After spending some time at a channel barrier that showed the signs of forest industry being quite vibrant in the region earlier, our route zigzagged through the southeast Finnish towns from where I hail. It was funny being home after a couple years spent elsewhere, as I’ve only rarely visited my hometown since moving to the west coast. With my parents having sold the apartment a some time ago, there’s just no reason to spend time there, and 99% of my local friends have moved away. The region is slowly wilting due to the forest and paper industry winding down, and the contrast between Eastern and Western Finland is growing.
During breaks from driving, we made sure to take some Woollarding shots, which consists of posing next to the visible engine bay with one foot perched up on bumper or tire, as if you were discussing the car’s merits in the style of former Top Gear host, William Woollard. The pose craze is hilarious, and it has a Facebook page dedicated to it. By now, the 540i wagon and the Primera had departed and headed home.
After negotiating the demanding but dynamic Museotie or Kuninkaantie, the old “King’s Road” amidst the coastal scenery east from Hamina, the heavens opened.
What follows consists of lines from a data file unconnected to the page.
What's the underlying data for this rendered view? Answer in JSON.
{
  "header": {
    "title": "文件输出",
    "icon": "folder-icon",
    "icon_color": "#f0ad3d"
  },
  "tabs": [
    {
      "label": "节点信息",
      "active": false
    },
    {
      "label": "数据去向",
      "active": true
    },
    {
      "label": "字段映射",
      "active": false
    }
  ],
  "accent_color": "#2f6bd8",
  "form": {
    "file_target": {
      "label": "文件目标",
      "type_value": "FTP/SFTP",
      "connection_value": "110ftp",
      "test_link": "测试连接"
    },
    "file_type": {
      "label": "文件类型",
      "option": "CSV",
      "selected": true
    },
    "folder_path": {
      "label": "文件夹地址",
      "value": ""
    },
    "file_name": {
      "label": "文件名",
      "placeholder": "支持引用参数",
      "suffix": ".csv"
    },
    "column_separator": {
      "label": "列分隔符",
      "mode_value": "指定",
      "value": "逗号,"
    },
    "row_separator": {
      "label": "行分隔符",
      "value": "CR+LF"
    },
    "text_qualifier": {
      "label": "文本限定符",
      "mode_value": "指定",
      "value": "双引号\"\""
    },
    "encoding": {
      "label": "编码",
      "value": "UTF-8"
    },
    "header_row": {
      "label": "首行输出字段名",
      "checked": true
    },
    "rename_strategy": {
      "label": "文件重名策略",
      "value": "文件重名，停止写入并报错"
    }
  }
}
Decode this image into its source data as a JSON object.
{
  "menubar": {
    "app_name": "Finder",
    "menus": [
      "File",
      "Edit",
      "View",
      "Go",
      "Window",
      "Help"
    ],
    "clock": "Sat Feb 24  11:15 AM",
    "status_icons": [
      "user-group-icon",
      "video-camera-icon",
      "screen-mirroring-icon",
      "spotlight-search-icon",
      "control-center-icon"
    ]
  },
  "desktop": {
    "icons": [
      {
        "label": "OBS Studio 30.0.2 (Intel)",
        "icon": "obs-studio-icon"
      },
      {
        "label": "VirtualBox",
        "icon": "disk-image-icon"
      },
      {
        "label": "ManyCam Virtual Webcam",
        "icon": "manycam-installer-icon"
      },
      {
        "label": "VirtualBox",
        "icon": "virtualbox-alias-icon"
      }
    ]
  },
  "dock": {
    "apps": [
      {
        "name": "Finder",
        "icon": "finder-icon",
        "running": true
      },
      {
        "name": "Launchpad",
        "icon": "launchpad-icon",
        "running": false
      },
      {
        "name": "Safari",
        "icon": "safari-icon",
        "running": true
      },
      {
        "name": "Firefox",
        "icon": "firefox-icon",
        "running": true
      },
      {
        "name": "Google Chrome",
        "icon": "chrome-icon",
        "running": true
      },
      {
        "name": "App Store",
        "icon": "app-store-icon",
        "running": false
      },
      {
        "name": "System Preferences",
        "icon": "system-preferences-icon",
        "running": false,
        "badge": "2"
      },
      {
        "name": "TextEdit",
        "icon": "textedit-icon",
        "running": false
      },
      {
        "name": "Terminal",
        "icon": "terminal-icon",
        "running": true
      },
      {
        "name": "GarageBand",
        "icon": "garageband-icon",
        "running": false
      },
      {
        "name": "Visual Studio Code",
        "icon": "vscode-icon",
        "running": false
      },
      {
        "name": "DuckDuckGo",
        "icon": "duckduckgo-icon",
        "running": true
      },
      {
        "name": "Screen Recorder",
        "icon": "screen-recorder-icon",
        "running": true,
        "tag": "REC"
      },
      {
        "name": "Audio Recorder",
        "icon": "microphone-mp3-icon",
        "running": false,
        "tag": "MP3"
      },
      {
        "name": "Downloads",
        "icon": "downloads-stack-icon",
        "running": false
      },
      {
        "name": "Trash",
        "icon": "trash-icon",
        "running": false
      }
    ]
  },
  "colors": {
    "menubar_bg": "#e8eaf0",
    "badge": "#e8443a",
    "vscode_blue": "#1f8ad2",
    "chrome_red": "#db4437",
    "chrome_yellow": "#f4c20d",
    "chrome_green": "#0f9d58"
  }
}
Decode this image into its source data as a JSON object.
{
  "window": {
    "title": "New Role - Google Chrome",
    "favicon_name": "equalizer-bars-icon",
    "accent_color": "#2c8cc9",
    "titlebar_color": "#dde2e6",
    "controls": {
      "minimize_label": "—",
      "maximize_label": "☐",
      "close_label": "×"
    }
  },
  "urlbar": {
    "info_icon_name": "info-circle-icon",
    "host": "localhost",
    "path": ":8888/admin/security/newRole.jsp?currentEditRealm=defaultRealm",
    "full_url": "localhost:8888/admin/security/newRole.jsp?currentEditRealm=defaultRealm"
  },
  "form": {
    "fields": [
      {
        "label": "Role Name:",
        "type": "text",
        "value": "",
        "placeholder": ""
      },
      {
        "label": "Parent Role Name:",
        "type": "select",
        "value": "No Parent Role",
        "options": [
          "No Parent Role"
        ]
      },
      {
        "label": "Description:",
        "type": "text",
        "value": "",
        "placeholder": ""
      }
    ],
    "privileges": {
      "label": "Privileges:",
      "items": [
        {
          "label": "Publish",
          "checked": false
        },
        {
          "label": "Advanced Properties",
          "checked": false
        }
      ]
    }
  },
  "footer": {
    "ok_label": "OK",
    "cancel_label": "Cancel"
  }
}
And immediately, the E30 wagon lost its will to live and died aside the road, while the thunderstorm washed over us. Around this time, the red Fiat started displaying gearbox trouble, manifesting a grouching noise that slowly amplified. The E30 was attempted to be revived, but we had a dinner appointment we couldn’t miss, and almost made it in good time for the delicious oven lamb that had been cooked overnight. It felt like a reward after a tough day driving, but we still had a journey to continue: after some more driving, we stocked up on supplies at a service station, followed a leading car that took a wrong route, and added a little more distance to our drive. It’s never a bad thing to spend time behind the wheel in the Finnish lake district, as the scenery is lovely.
Our destination was a train drivers’ cottage not too far from the Karelia Brigade of the Finnish Defence Forces, a place where a lot of young Finns have spent their time getting frustrated in a forest. But we enjoyed a proper sauna accompanied by beers and a dive in the lake for those not put off by the freezingly cold water. I jumped in and immediately regretted. But it was worth it, no question.
The next morning, we gathered our stuff and started the way home. It didn’t take long, however, for the Fiat to turn the remains of the gearbox into terrible crunching noises, and it had to be left in the nearest town to wait for the tow truck. I gave the Fiat driver a lift to the train station, so at least he could get home; drove around my old hometown in a wistful mood and rejoined the other guys for a quick kebab before they headed west to their respective homes, having tinkered with the still-lifeless E30 wagon.
I turned the BMW’s nose back north, spending a couple days at our own summer cottage and only later driving back west late Monday night. Over 2000km in one weekend – Finland in the summertime behind the wheel.